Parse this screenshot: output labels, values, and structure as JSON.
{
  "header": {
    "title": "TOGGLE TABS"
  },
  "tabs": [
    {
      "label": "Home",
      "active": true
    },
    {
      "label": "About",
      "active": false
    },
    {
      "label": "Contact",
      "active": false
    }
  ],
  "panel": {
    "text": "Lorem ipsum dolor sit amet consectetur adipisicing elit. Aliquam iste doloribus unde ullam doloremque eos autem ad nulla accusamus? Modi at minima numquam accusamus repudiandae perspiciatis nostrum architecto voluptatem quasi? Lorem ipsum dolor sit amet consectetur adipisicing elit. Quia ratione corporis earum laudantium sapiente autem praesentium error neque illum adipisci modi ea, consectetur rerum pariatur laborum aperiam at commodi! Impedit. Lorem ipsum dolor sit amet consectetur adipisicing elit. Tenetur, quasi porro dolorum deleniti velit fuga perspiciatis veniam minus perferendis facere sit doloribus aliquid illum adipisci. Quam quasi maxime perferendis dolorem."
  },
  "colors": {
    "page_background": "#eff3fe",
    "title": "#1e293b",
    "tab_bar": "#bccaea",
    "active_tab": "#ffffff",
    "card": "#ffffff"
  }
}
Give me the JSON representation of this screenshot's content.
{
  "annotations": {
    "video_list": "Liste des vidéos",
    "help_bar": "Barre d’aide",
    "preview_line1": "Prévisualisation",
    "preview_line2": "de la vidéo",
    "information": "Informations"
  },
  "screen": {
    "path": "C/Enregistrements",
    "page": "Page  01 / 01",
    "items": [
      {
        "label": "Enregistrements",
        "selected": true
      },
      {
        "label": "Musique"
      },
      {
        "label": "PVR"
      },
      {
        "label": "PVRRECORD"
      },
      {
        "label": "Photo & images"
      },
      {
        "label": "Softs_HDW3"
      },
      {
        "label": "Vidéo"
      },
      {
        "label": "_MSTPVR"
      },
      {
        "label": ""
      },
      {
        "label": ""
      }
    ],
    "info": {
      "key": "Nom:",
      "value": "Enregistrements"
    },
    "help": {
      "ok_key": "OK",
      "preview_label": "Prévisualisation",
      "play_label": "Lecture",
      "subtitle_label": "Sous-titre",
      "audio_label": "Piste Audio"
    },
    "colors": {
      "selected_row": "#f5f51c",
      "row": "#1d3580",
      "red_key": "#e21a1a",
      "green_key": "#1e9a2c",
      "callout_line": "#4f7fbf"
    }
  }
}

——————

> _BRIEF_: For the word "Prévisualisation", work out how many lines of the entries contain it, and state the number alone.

> _OUTPUT_: 2